-- Records supplied follows --
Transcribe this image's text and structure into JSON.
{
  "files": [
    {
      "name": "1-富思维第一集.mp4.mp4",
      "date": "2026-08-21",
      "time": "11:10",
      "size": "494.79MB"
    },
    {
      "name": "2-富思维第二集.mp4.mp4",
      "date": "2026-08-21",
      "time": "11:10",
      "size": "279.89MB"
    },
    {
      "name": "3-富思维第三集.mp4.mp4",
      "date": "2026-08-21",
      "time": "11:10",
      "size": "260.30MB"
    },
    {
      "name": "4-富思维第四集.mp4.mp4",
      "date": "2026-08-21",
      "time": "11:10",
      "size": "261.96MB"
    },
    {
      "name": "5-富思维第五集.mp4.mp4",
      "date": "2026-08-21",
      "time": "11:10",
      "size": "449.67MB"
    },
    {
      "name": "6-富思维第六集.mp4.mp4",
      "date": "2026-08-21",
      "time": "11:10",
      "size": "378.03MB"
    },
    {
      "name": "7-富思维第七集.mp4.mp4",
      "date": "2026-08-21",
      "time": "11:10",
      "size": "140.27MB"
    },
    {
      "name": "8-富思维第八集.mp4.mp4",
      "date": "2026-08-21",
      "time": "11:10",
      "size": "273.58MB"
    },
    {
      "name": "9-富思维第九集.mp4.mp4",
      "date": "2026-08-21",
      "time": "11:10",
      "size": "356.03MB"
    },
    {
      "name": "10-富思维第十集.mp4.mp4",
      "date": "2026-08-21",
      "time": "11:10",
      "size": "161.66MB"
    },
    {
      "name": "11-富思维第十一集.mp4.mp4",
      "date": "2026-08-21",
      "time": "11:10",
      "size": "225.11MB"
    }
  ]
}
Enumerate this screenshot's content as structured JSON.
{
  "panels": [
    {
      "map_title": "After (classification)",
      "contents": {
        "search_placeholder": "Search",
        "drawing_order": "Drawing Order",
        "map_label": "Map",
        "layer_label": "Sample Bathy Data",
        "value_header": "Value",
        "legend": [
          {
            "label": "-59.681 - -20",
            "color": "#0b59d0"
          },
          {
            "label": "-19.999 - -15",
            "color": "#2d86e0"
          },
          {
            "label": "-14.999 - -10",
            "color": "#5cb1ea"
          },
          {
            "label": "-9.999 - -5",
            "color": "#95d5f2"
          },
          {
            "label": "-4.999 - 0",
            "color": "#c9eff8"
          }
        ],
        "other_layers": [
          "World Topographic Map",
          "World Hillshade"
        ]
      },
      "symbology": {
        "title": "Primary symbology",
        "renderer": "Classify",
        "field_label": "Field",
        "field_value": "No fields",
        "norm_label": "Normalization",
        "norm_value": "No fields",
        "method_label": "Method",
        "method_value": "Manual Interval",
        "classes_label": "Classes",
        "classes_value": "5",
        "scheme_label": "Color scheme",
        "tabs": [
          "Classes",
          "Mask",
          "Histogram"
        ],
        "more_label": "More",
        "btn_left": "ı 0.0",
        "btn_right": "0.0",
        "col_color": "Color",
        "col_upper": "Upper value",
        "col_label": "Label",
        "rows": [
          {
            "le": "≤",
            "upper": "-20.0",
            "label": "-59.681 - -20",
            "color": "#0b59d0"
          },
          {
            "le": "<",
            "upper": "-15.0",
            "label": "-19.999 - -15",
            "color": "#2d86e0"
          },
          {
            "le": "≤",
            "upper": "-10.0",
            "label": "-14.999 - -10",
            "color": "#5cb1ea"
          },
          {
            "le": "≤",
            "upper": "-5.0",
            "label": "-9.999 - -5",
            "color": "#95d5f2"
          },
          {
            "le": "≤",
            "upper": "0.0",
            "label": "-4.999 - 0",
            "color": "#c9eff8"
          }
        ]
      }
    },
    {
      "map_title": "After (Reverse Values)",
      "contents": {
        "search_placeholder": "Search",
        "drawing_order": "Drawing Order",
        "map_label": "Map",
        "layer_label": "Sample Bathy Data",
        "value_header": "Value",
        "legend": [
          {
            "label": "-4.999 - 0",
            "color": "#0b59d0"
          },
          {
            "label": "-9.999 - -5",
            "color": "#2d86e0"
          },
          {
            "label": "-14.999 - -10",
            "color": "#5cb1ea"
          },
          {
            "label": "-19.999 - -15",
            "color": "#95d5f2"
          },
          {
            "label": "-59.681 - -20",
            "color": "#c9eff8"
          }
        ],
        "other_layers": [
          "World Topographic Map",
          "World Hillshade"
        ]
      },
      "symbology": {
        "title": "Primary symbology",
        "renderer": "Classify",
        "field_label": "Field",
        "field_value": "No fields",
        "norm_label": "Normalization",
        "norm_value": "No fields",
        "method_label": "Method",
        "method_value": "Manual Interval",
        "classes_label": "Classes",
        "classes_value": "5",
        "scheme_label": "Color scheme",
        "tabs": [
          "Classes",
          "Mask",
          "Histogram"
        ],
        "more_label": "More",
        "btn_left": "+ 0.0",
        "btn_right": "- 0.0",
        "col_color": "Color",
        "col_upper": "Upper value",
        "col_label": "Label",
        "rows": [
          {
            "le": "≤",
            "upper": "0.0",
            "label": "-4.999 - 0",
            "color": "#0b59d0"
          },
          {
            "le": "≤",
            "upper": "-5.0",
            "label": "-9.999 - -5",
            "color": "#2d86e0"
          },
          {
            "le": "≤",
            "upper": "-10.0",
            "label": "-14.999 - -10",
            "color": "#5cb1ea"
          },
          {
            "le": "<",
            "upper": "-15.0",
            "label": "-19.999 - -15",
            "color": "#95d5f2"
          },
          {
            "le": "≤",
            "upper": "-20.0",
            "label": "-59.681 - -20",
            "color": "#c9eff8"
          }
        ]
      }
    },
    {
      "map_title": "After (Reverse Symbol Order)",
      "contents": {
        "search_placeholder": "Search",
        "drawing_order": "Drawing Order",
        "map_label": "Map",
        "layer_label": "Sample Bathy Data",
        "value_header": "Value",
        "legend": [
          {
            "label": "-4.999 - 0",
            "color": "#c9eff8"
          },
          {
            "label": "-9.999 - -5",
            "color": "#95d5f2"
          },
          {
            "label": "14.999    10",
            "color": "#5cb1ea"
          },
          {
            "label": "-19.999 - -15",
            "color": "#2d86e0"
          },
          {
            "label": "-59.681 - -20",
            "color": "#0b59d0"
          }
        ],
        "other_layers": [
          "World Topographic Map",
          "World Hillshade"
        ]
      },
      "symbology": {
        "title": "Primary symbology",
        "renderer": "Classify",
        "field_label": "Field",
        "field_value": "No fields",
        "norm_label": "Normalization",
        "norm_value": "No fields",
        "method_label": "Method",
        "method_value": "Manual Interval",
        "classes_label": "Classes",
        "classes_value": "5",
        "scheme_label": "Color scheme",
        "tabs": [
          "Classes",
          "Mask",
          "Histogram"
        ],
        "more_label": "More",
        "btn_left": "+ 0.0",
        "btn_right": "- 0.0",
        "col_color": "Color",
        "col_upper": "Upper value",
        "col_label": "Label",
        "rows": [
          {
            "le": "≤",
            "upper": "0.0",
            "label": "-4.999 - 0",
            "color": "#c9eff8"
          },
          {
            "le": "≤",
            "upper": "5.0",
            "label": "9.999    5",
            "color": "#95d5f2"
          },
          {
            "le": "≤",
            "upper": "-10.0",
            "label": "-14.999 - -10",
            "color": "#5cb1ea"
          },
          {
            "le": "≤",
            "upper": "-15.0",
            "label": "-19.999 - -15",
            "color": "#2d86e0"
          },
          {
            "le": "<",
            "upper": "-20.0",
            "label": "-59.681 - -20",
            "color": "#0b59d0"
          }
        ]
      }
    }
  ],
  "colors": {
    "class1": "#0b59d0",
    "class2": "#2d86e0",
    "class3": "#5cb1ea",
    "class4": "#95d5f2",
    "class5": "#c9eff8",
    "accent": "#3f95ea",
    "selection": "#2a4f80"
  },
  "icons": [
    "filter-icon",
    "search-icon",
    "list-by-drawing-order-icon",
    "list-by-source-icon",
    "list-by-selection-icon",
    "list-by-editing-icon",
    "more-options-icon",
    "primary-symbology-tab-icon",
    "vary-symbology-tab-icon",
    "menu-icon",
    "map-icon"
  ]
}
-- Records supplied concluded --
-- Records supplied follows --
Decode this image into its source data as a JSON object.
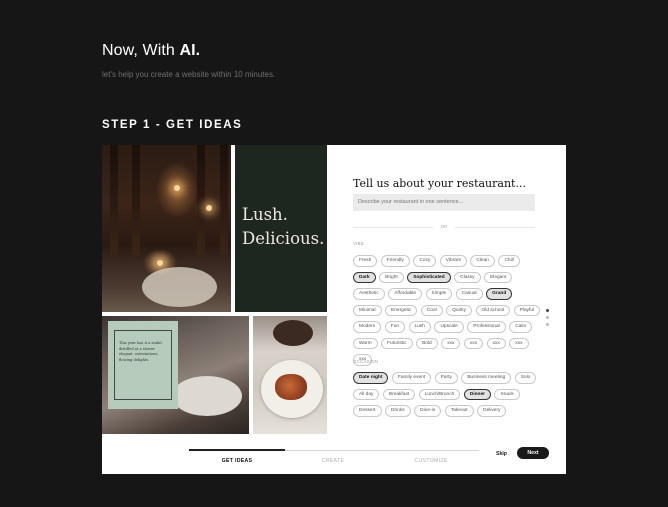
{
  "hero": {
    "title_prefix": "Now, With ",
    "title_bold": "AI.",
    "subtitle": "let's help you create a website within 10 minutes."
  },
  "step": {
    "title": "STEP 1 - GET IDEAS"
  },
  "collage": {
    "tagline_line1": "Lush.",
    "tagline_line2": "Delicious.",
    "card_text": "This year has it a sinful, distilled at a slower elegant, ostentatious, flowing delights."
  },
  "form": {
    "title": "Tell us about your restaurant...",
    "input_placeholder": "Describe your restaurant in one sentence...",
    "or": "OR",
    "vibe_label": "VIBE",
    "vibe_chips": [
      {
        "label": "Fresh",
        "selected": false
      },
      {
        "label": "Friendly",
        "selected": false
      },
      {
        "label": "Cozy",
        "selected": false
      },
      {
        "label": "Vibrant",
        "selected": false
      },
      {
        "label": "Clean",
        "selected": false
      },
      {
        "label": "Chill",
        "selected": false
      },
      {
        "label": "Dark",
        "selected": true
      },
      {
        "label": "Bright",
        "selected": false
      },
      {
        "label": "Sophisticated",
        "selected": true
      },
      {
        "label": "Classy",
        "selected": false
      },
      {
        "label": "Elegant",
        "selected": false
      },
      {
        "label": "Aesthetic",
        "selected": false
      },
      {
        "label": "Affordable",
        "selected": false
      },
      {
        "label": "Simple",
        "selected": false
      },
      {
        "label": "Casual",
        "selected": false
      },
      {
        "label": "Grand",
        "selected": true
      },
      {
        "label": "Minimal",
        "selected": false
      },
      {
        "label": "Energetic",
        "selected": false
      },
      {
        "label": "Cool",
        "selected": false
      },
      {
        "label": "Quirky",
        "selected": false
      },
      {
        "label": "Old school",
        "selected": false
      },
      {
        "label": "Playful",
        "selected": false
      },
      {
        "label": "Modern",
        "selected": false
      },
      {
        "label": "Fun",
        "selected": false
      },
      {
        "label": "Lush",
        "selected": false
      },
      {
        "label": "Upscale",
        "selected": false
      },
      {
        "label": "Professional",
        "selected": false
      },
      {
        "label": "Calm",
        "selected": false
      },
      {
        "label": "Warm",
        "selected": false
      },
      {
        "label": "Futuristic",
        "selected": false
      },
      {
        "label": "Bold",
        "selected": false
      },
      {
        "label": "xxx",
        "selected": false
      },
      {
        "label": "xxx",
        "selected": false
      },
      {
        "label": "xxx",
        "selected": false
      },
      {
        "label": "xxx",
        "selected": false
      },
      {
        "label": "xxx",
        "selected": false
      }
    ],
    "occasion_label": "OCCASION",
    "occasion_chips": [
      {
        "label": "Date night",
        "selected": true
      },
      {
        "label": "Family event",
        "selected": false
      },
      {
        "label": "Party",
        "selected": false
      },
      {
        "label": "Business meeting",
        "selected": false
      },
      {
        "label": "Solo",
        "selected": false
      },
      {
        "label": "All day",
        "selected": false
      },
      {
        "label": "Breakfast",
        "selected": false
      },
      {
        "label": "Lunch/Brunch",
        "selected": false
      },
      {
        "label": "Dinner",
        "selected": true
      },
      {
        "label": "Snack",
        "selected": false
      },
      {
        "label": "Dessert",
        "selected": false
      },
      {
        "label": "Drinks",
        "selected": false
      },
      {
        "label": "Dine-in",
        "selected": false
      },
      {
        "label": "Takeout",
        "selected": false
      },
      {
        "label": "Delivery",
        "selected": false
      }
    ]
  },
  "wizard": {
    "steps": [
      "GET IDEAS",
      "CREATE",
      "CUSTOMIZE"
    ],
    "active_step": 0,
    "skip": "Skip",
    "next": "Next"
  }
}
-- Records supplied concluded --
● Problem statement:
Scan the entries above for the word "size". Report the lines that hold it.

● Reply to the task:
      "size": "494.79MB"
      "size": "279.89MB"
      "size": "260.30MB"
      "size": "261.96MB"
      "size": "449.67MB"
      "size": "378.03MB"
      "size": "140.27MB"
      "size": "273.58MB"
      "size": "356.03MB"
      "size": "161.66MB"
      "size": "225.11MB"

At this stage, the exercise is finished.